▶ _Task item_
Would you return the entries exactly, with every line intact?
** Opening Provided information block **
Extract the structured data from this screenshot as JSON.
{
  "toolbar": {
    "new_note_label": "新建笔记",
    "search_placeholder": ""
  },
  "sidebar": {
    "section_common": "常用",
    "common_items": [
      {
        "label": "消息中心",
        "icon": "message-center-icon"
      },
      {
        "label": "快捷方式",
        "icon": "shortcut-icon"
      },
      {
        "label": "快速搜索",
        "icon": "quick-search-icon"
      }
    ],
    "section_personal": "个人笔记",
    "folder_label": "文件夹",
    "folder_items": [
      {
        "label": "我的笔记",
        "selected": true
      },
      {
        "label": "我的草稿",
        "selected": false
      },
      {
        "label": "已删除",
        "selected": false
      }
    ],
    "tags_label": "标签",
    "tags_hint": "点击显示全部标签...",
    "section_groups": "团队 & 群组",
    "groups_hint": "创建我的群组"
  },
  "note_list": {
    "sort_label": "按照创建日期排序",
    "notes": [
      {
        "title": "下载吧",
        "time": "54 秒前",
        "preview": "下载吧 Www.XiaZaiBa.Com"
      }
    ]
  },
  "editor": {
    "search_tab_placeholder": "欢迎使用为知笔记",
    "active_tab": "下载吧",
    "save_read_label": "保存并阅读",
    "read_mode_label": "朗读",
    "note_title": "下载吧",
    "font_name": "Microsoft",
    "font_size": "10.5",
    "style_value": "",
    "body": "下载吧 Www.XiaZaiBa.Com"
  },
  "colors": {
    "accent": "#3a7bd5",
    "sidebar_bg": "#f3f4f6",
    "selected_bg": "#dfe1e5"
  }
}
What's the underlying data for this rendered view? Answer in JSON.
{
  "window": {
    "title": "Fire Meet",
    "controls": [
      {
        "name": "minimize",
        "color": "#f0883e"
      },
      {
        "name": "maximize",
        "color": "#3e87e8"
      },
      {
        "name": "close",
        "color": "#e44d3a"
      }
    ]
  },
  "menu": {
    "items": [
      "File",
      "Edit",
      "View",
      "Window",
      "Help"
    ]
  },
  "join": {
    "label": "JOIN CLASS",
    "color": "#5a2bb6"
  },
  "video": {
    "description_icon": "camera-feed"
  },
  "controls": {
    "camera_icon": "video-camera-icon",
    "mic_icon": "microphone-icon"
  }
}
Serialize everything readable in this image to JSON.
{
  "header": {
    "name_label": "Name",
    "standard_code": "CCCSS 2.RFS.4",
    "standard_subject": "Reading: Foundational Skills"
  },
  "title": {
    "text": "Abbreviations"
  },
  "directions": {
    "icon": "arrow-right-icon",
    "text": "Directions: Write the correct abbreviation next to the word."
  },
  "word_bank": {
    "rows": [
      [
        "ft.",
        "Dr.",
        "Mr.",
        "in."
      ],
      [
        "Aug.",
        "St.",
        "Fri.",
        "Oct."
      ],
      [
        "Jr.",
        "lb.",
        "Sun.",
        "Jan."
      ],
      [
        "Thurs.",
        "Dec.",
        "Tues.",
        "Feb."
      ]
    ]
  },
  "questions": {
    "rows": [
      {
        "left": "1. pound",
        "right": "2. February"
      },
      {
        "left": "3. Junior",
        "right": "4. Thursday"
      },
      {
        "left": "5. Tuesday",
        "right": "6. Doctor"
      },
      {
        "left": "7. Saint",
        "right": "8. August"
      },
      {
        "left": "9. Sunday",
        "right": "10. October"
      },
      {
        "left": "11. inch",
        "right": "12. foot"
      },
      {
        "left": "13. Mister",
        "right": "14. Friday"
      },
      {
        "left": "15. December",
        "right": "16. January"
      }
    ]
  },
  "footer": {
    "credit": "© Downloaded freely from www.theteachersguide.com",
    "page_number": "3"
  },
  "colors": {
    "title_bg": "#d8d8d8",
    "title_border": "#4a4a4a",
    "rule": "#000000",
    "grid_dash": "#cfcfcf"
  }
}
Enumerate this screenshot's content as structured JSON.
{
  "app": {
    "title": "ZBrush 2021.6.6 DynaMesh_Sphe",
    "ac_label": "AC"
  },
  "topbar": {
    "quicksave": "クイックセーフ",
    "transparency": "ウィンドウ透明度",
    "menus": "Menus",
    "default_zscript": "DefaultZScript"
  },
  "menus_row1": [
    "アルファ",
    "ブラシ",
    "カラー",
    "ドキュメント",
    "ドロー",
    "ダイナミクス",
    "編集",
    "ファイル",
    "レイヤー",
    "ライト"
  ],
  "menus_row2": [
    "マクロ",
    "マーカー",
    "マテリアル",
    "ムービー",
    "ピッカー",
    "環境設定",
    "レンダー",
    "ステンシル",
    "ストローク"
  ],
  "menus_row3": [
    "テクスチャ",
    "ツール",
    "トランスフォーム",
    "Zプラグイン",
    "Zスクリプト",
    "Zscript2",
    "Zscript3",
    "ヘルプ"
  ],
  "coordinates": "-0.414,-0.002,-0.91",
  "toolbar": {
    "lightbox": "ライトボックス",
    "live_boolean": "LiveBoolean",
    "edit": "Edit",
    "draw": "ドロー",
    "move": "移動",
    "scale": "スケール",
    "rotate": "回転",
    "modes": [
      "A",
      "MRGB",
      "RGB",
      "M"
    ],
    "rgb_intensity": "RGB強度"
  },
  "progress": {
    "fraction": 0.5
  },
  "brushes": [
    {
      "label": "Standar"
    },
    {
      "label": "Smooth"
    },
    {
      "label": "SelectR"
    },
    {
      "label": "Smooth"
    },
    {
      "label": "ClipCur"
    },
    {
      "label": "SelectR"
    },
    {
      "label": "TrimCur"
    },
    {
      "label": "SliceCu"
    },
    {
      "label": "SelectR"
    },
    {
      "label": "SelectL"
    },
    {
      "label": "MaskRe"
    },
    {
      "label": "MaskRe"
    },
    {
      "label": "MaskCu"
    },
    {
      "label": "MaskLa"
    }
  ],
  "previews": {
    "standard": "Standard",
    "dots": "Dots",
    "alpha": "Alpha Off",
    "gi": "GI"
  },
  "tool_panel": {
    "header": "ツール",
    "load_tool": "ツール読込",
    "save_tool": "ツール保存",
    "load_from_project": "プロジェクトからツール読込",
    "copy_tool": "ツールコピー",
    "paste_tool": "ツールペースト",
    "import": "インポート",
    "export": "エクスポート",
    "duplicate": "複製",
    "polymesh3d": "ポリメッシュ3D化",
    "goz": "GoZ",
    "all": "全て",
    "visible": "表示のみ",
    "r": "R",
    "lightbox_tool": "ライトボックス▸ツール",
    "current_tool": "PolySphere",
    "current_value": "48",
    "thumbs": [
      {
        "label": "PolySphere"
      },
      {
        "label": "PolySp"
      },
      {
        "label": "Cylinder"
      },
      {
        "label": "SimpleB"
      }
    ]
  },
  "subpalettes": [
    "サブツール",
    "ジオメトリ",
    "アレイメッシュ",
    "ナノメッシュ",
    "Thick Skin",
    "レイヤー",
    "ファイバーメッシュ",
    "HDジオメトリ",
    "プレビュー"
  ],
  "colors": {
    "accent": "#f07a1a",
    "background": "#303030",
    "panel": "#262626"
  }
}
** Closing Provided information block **
▶ _Your response_
Extract the structured data from this screenshot as JSON.
{
  "toolbar": {
    "new_note_label": "新建笔记",
    "search_placeholder": ""
  },
  "sidebar": {
    "section_common": "常用",
    "common_items": [
      {
        "label": "消息中心",
        "icon": "message-center-icon"
      },
      {
        "label": "快捷方式",
        "icon": "shortcut-icon"
      },
      {
        "label": "快速搜索",
        "icon": "quick-search-icon"
      }
    ],
    "section_personal": "个人笔记",
    "folder_label": "文件夹",
    "folder_items": [
      {
        "label": "我的笔记",
        "selected": true
      },
      {
        "label": "我的草稿",
        "selected": false
      },
      {
        "label": "已删除",
        "selected": false
      }
    ],
    "tags_label": "标签",
    "tags_hint": "点击显示全部标签...",
    "section_groups": "团队 & 群组",
    "groups_hint": "创建我的群组"
  },
  "note_list": {
    "sort_label": "按照创建日期排序",
    "notes": [
      {
        "title": "下载吧",
        "time": "54 秒前",
        "preview": "下载吧 Www.XiaZaiBa.Com"
      }
    ]
  },
  "editor": {
    "search_tab_placeholder": "欢迎使用为知笔记",
    "active_tab": "下载吧",
    "save_read_label": "保存并阅读",
    "read_mode_label": "朗读",
    "note_title": "下载吧",
    "font_name": "Microsoft",
    "font_size": "10.5",
    "style_value": "",
    "body": "下载吧 Www.XiaZaiBa.Com"
  },
  "colors": {
    "accent": "#3a7bd5",
    "sidebar_bg": "#f3f4f6",
    "selected_bg": "#dfe1e5"
  }
}
What's the underlying data for this rendered view? Answer in JSON.
{
  "window": {
    "title": "Fire Meet",
    "controls": [
      {
        "name": "minimize",
        "color": "#f0883e"
      },
      {
        "name": "maximize",
        "color": "#3e87e8"
      },
      {
        "name": "close",
        "color": "#e44d3a"
      }
    ]
  },
  "menu": {
    "items": [
      "File",
      "Edit",
      "View",
      "Window",
      "Help"
    ]
  },
  "join": {
    "label": "JOIN CLASS",
    "color": "#5a2bb6"
  },
  "video": {
    "description_icon": "camera-feed"
  },
  "controls": {
    "camera_icon": "video-camera-icon",
    "mic_icon": "microphone-icon"
  }
}
Serialize everything readable in this image to JSON.
{
  "header": {
    "name_label": "Name",
    "standard_code": "CCCSS 2.RFS.4",
    "standard_subject": "Reading: Foundational Skills"
  },
  "title": {
    "text": "Abbreviations"
  },
  "directions": {
    "icon": "arrow-right-icon",
    "text": "Directions: Write the correct abbreviation next to the word."
  },
  "word_bank": {
    "rows": [
      [
        "ft.",
        "Dr.",
        "Mr.",
        "in."
      ],
      [
        "Aug.",
        "St.",
        "Fri.",
        "Oct."
      ],
      [
        "Jr.",
        "lb.",
        "Sun.",
        "Jan."
      ],
      [
        "Thurs.",
        "Dec.",
        "Tues.",
        "Feb."
      ]
    ]
  },
  "questions": {
    "rows": [
      {
        "left": "1. pound",
        "right": "2. February"
      },
      {
        "left": "3. Junior",
        "right": "4. Thursday"
      },
      {
        "left": "5. Tuesday",
        "right": "6. Doctor"
      },
      {
        "left": "7. Saint",
        "right": "8. August"
      },
      {
        "left": "9. Sunday",
        "right": "10. October"
      },
      {
        "left": "11. inch",
        "right": "12. foot"
      },
      {
        "left": "13. Mister",
        "right": "14. Friday"
      },
      {
        "left": "15. December",
        "right": "16. January"
      }
    ]
  },
  "footer": {
    "credit": "© Downloaded freely from www.theteachersguide.com",
    "page_number": "3"
  },
  "colors": {
    "title_bg": "#d8d8d8",
    "title_border": "#4a4a4a",
    "rule": "#000000",
    "grid_dash": "#cfcfcf"
  }
}
Enumerate this screenshot's content as structured JSON.
{
  "app": {
    "title": "ZBrush 2021.6.6 DynaMesh_Sphe",
    "ac_label": "AC"
  },
  "topbar": {
    "quicksave": "クイックセーフ",
    "transparency": "ウィンドウ透明度",
    "menus": "Menus",
    "default_zscript": "DefaultZScript"
  },
  "menus_row1": [
    "アルファ",
    "ブラシ",
    "カラー",
    "ドキュメント",
    "ドロー",
    "ダイナミクス",
    "編集",
    "ファイル",
    "レイヤー",
    "ライト"
  ],
  "menus_row2": [
    "マクロ",
    "マーカー",
    "マテリアル",
    "ムービー",
    "ピッカー",
    "環境設定",
    "レンダー",
    "ステンシル",
    "ストローク"
  ],
  "menus_row3": [
    "テクスチャ",
    "ツール",
    "トランスフォーム",
    "Zプラグイン",
    "Zスクリプト",
    "Zscript2",
    "Zscript3",
    "ヘルプ"
  ],
  "coordinates": "-0.414,-0.002,-0.91",
  "toolbar": {
    "lightbox": "ライトボックス",
    "live_boolean": "LiveBoolean",
    "edit": "Edit",
    "draw": "ドロー",
    "move": "移動",
    "scale": "スケール",
    "rotate": "回転",
    "modes": [
      "A",
      "MRGB",
      "RGB",
      "M"
    ],
    "rgb_intensity": "RGB強度"
  },
  "progress": {
    "fraction": 0.5
  },
  "brushes": [
    {
      "label": "Standar"
    },
    {
      "label": "Smooth"
    },
    {
      "label": "SelectR"
    },
    {
      "label": "Smooth"
    },
    {
      "label": "ClipCur"
    },
    {
      "label": "SelectR"
    },
    {
      "label": "TrimCur"
    },
    {
      "label": "SliceCu"
    },
    {
      "label": "SelectR"
    },
    {
      "label": "SelectL"
    },
    {
      "label": "MaskRe"
    },
    {
      "label": "MaskRe"
    },
    {
      "label": "MaskCu"
    },
    {
      "label": "MaskLa"
    }
  ],
  "previews": {
    "standard": "Standard",
    "dots": "Dots",
    "alpha": "Alpha Off",
    "gi": "GI"
  },
  "tool_panel": {
    "header": "ツール",
    "load_tool": "ツール読込",
    "save_tool": "ツール保存",
    "load_from_project": "プロジェクトからツール読込",
    "copy_tool": "ツールコピー",
    "paste_tool": "ツールペースト",
    "import": "インポート",
    "export": "エクスポート",
    "duplicate": "複製",
    "polymesh3d": "ポリメッシュ3D化",
    "goz": "GoZ",
    "all": "全て",
    "visible": "表示のみ",
    "r": "R",
    "lightbox_tool": "ライトボックス▸ツール",
    "current_tool": "PolySphere",
    "current_value": "48",
    "thumbs": [
      {
        "label": "PolySphere"
      },
      {
        "label": "PolySp"
      },
      {
        "label": "Cylinder"
      },
      {
        "label": "SimpleB"
      }
    ]
  },
  "subpalettes": [
    "サブツール",
    "ジオメトリ",
    "アレイメッシュ",
    "ナノメッシュ",
    "Thick Skin",
    "レイヤー",
    "ファイバーメッシュ",
    "HDジオメトリ",
    "プレビュー"
  ],
  "colors": {
    "accent": "#f07a1a",
    "background": "#303030",
    "panel": "#262626"
  }
}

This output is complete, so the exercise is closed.